It is a synthetic but considered an opioid. I take it at night with zanaflex, benadryl and magnesium. My husband takes his with his percoet his pain is so bad.
24 March 2013
Tramadol is a centrally acting synthetic analgesic used to treat moderate to moderately severe pain. The drug has a wide range of applications, including treatment of rheumatoid arthritis, restless legs syndrome, motor neurone disease and fibromyalgia. Unlike opioid analgesics, tramadol is not currently scheduled as a controlled substance by the U.S. Drug Enforcement Administration. Structurally, tramadol closely resembles a stripped down version of codeine Tramadol is a very weak μ-opioid receptor agonist, induces serotonin release, and inhibits the reuptake of norepinephrine.
The opioid agonistic effect of tramadol and its major metabolite(s) is almost exclusively mediated by such μ-opioid receptors. This further distinguishes tramadol from opioids in general (including morphine), which do not possess tramadol's degree of receptor subtype selectivity and which are much stronger opiate-receptor agonists. Similarly, the habituating properties of tramadol (such as they are) are arguably mainly due to μ-opioid agonism with contributions from serotonergic and noradrenergic effects. Tramadol is used similarly to codeine, to treat moderate to severe pain. Pharmacologically, Tramadol is similar to levorphanol (albeit with much lower μ-agonism), both agents have SNRI activity. Long-term use of high doses of Tramadol may be associated with physical dependence and a withdrawal syndrome. Tramadol causes typical opiate-like withdrawal symptoms as well as atypical withdrawal symptoms including seizures.
24 March 2013
Ive been using tramadol for over a year now. The dose you are on will not make feel the same as hydrocodone or oxycodone. At your dose, which isthe same I take, will gently remove your pain. Give it time to work before you give up. Yes, people become addicted because they abuse the drug. Take it only as directed and you should be just fine. In peace, Tee
23 March 2013
It is definitely not recommended to take these 2 drugs together. But it will depend on the dosage and when you take the 2 different meds. I would contact your doctor, nurse or your pharmacy as soon as possible to double check when you are to take each drug and whether there needs to be any changes made. Cymbalta has many drugs it should not be taken with and Tramadol is one of them. If you happen to have or develop any of these side effects - confusion, hallucination, seizure, extreme changes in blood pressure, increased heart rate, fever, excessive sweating, blurred vision, muscle spasm or stiffness, tremor, stomach cramp, nausea, vomiting, and diarrhea - get someone to take you to the hospital.
23 March 2013
Tramadol IS a synthetic opioid. It is considered an "Opioid Analgesic" and does work like some SNRI antidepressants, which can (very rarely!) lead to serotonin syndrome. You are taking so little of Tramadol that I wouldn't be the least bit worried. You may want to ask your doc about the drowsiness during the day, however. Best wishes, Lara
23 March 2013
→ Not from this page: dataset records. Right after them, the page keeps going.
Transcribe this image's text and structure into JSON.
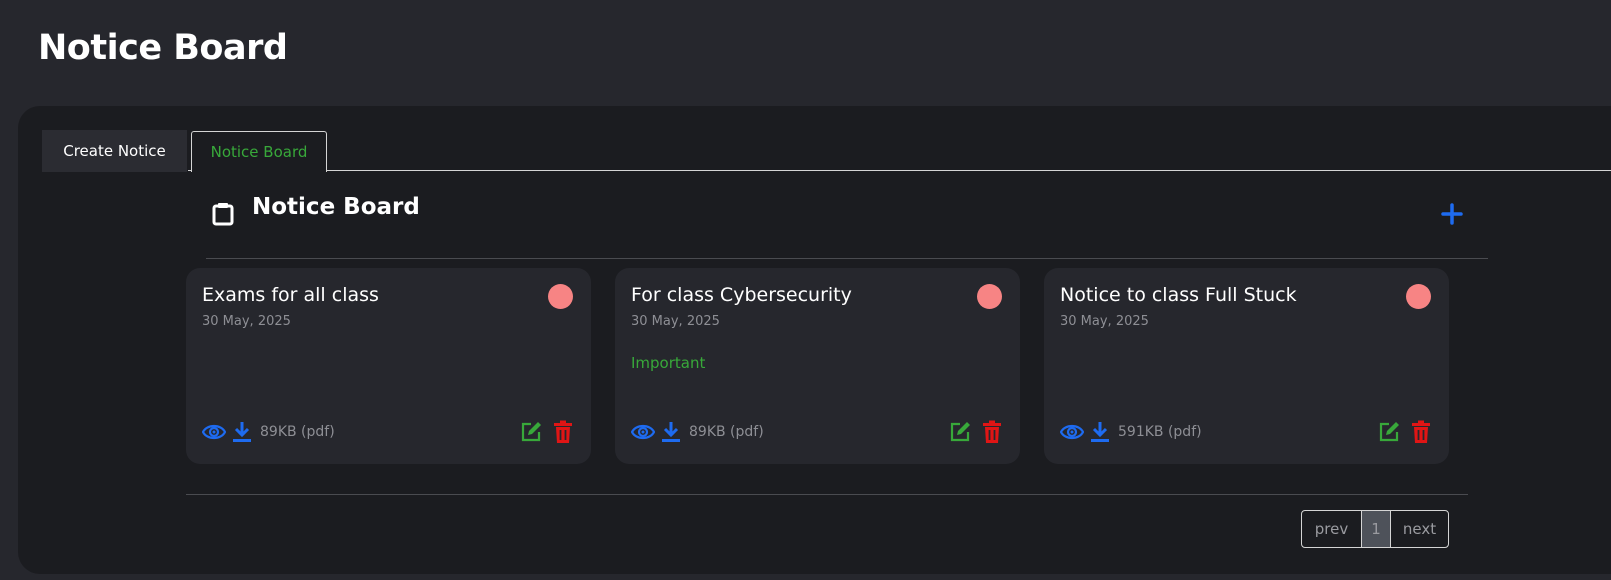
{
  "page": {
    "title": "Notice Board"
  },
  "tabs": [
    {
      "label": "Create Notice",
      "active": false
    },
    {
      "label": "Notice Board",
      "active": true
    }
  ],
  "board": {
    "title": "Notice Board",
    "icon": "clipboard-icon",
    "add_icon": "plus-icon"
  },
  "notices": [
    {
      "title": "Exams for all class",
      "date": "30 May, 2025",
      "tag": "",
      "size": "89KB (pdf)"
    },
    {
      "title": "For class Cybersecurity",
      "date": "30 May, 2025",
      "tag": "Important",
      "size": "89KB (pdf)"
    },
    {
      "title": "Notice to class Full Stuck",
      "date": "30 May, 2025",
      "tag": "",
      "size": "591KB (pdf)"
    }
  ],
  "pagination": {
    "prev": "prev",
    "current": "1",
    "next": "next"
  },
  "colors": {
    "accent_blue": "#1e6bf0",
    "accent_green": "#38a83a",
    "danger_red": "#e01515",
    "status_dot": "#f78484"
  }
}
Tramadol is not an opiate but it works on the same pain receptors. Think of it this way. If you have a jigsaw puzzle piece and it fits into the pain receptor and then you have another jigsaw piece that causes pain that fits the same way but can't fit into the receptor as the tramadol is already in the pain receptor
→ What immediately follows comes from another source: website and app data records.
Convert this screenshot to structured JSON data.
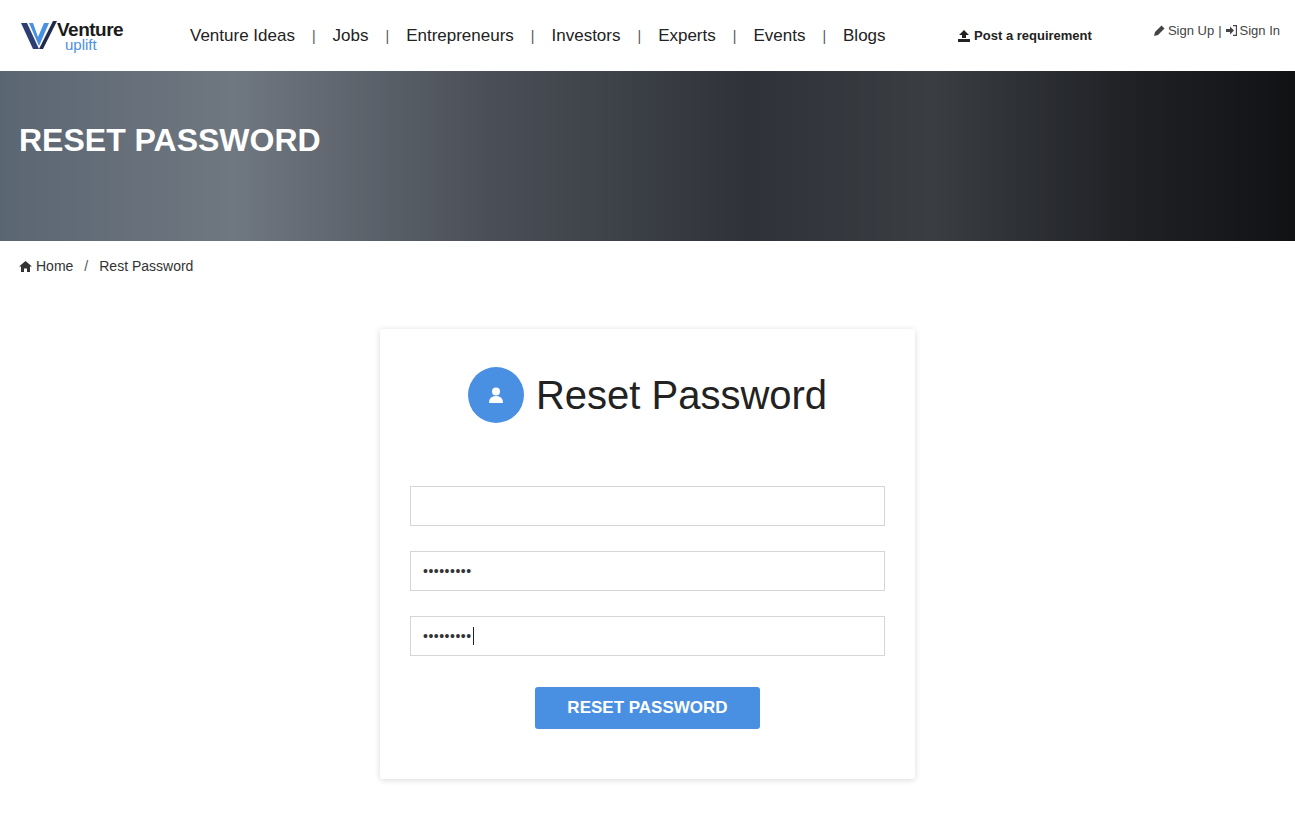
{
  "header": {
    "logo": {
      "name": "Venture",
      "tagline": "uplift"
    },
    "nav": [
      "Venture Ideas",
      "Jobs",
      "Entrepreneurs",
      "Investors",
      "Experts",
      "Events",
      "Blogs"
    ],
    "separator": "|",
    "post_requirement": "Post a requirement",
    "auth": {
      "sign_up": "Sign Up",
      "separator": "|",
      "sign_in": "Sign In"
    }
  },
  "banner": {
    "title": "RESET PASSWORD"
  },
  "breadcrumb": {
    "items": [
      "Home",
      "Rest Password"
    ],
    "separator": "/"
  },
  "form": {
    "title": "Reset Password",
    "fields": [
      {
        "kind": "text",
        "value": "",
        "focused": false
      },
      {
        "kind": "password",
        "value": "•••••••••",
        "focused": false
      },
      {
        "kind": "password",
        "value": "•••••••••",
        "focused": true
      }
    ],
    "button": "RESET PASSWORD"
  }
}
It can be abused but that should not scare you from much needed pain relief